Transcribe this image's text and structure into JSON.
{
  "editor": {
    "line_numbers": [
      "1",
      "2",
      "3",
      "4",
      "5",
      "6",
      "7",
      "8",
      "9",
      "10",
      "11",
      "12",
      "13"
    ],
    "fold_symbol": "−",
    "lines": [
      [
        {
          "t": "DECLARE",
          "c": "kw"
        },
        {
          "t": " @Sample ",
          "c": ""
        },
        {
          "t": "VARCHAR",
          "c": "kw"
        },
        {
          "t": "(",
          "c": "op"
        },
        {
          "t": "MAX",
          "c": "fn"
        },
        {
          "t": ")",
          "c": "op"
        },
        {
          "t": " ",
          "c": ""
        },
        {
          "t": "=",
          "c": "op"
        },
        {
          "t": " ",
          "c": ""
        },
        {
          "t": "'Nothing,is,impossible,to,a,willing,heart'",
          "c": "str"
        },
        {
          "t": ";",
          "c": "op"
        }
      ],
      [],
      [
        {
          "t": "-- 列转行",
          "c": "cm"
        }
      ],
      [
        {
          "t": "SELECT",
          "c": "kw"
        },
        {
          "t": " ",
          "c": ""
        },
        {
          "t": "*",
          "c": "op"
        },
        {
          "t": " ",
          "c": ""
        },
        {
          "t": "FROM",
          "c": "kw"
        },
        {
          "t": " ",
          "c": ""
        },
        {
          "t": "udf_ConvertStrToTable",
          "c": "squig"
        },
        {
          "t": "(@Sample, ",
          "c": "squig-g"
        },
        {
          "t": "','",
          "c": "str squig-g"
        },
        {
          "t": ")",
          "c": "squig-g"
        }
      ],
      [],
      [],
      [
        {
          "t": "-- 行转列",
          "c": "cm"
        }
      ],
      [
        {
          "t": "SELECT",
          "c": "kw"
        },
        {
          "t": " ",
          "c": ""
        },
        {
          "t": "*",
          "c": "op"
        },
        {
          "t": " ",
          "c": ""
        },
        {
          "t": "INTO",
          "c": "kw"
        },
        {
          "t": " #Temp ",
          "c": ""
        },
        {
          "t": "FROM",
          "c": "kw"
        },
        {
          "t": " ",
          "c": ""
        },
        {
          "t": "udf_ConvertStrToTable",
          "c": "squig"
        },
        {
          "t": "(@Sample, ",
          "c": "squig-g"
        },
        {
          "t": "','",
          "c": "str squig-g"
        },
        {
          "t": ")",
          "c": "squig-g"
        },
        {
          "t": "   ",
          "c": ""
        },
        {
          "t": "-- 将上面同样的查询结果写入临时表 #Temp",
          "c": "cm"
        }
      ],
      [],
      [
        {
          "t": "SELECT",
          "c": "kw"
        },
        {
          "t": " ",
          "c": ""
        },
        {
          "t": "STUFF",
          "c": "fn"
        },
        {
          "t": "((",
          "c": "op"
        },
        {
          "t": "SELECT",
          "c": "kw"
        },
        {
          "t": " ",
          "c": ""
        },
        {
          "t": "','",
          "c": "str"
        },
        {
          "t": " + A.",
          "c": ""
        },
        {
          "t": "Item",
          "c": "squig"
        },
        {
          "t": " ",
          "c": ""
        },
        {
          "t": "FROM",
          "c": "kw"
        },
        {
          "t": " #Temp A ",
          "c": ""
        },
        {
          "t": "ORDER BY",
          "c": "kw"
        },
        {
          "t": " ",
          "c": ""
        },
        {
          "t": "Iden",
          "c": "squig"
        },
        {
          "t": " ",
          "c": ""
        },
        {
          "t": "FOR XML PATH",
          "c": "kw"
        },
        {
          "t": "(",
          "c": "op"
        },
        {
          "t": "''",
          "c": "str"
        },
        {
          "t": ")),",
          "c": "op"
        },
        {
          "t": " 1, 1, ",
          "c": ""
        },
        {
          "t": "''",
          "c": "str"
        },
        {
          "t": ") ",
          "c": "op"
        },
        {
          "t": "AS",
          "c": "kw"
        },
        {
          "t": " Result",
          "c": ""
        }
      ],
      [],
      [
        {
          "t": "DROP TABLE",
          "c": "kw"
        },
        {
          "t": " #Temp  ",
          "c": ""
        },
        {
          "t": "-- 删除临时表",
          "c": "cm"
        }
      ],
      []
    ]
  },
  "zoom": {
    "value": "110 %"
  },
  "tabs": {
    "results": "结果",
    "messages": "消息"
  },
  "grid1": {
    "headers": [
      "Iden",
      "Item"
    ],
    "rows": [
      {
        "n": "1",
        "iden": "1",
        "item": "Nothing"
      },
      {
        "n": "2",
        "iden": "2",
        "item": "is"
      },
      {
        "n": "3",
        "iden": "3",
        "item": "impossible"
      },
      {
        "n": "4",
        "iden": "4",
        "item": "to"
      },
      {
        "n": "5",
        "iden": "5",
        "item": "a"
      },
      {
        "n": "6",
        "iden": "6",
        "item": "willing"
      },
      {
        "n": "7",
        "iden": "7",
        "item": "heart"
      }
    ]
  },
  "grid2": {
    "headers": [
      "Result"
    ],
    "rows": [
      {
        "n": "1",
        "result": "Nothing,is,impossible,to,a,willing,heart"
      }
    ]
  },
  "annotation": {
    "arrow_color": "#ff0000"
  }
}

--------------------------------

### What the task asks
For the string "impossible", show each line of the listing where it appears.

### Task response
          "t": "'Nothing,is,impossible,to,a,willing,heart'",
        "item": "impossible"
        "result": "Nothing,is,impossible,to,a,willing,heart"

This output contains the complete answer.